Brademas feels that the conflict is exaggerated by the press.
"The media seems to feel like Carter and the Congress are two gunfighters who are going to have a shootout at high noon and leave one or the other bleeding in the dust," he said. "But that isn't the way the political systems works. We fight on Tuesday and compromise on Wednesday."
The problems of the Democratic leadership have been compounded by newfound cohesion of the Republicans. The Democrats have big, unwieldy majorities in both houses and the GOP forms alliances with different wings of the majority, depending on the nature of the legislation.
These alliances take advantage of the regional conflicts within the Democratic Party. On common site picketing, the successful coalition that defeated the bill included Republicans and Democrats from anti-union areas of the Sun Belt. This week, on the Clean Air Act, Republicans are likely to find themselves allied with Democrats from auto-producing constituencies in the East and the Midwest.
But it is the independence of Democratic members rather than the cohesion of Republicans that has, in the early months of 1977, made life most difficult for the leadership. And if the congressional reformers of past years can be believed, this is as it should be.

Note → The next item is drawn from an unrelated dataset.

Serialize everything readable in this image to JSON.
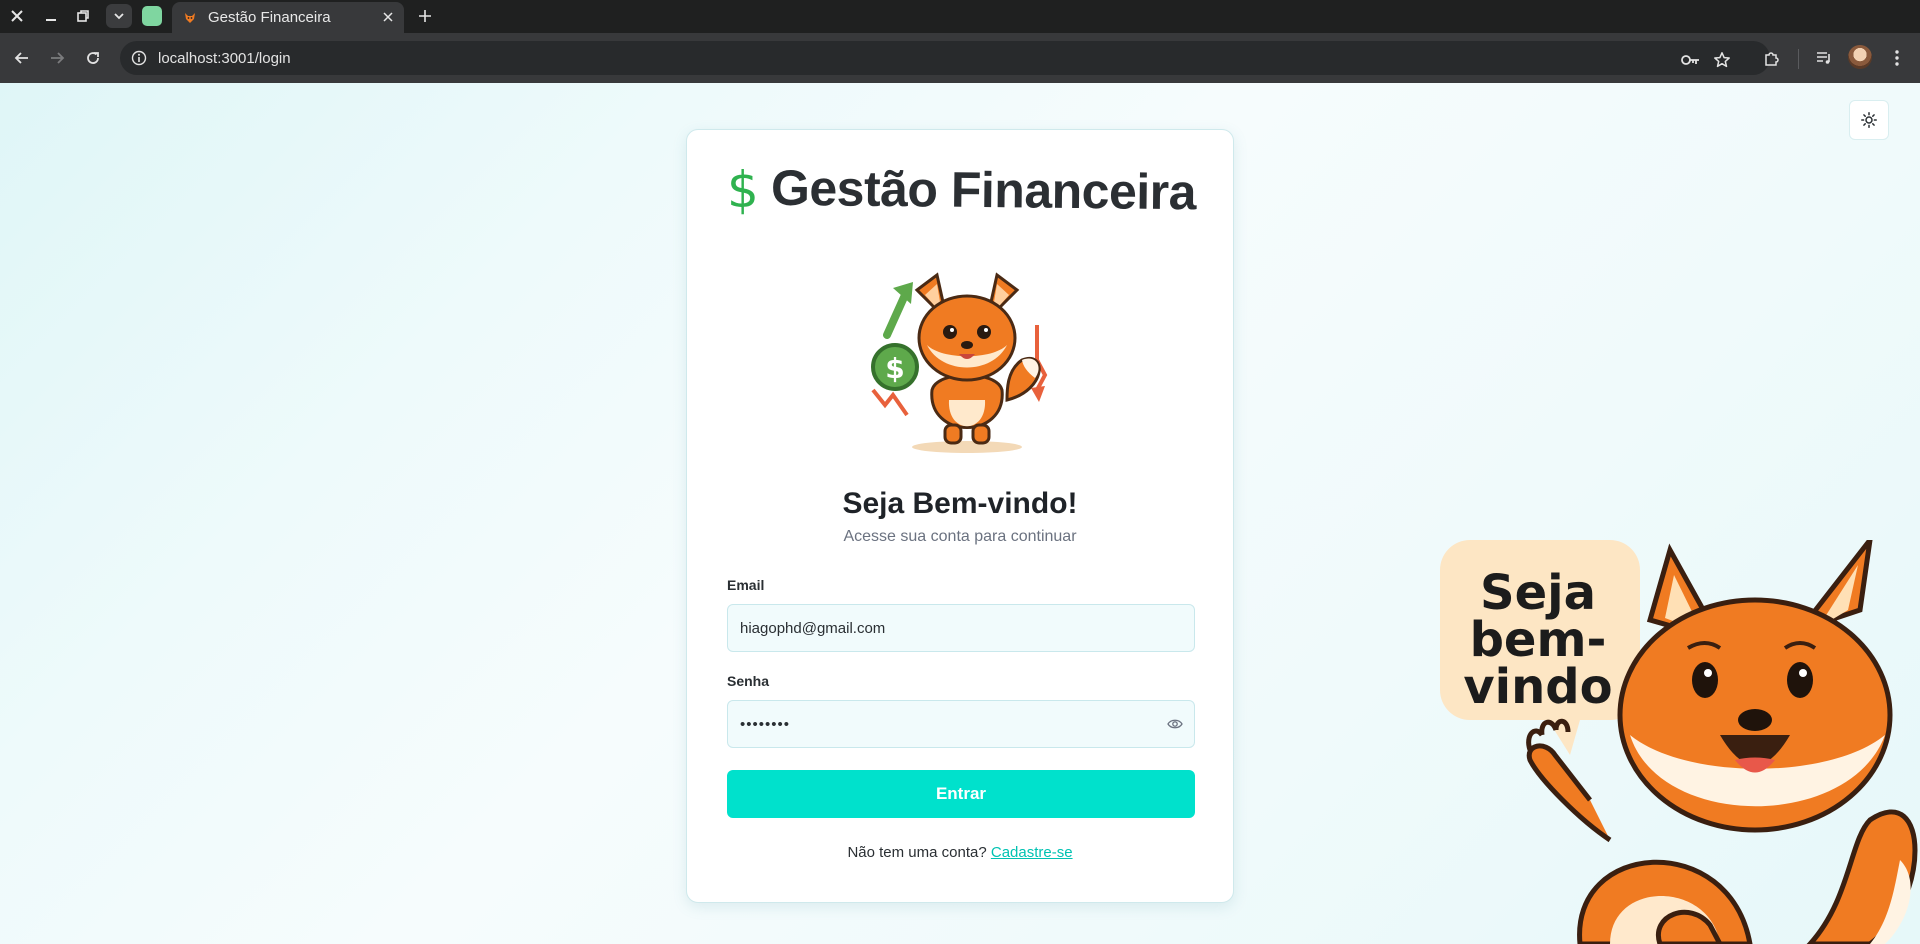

"The new members are very selective," says Mineta. "A number of us feel that we don't have to go along with the New Deal approach of throwing money at a problem, hoping it will go away. We want to target our resources . . . In the long run that means we're going to be with Carter more than against him. We're his natural constituency."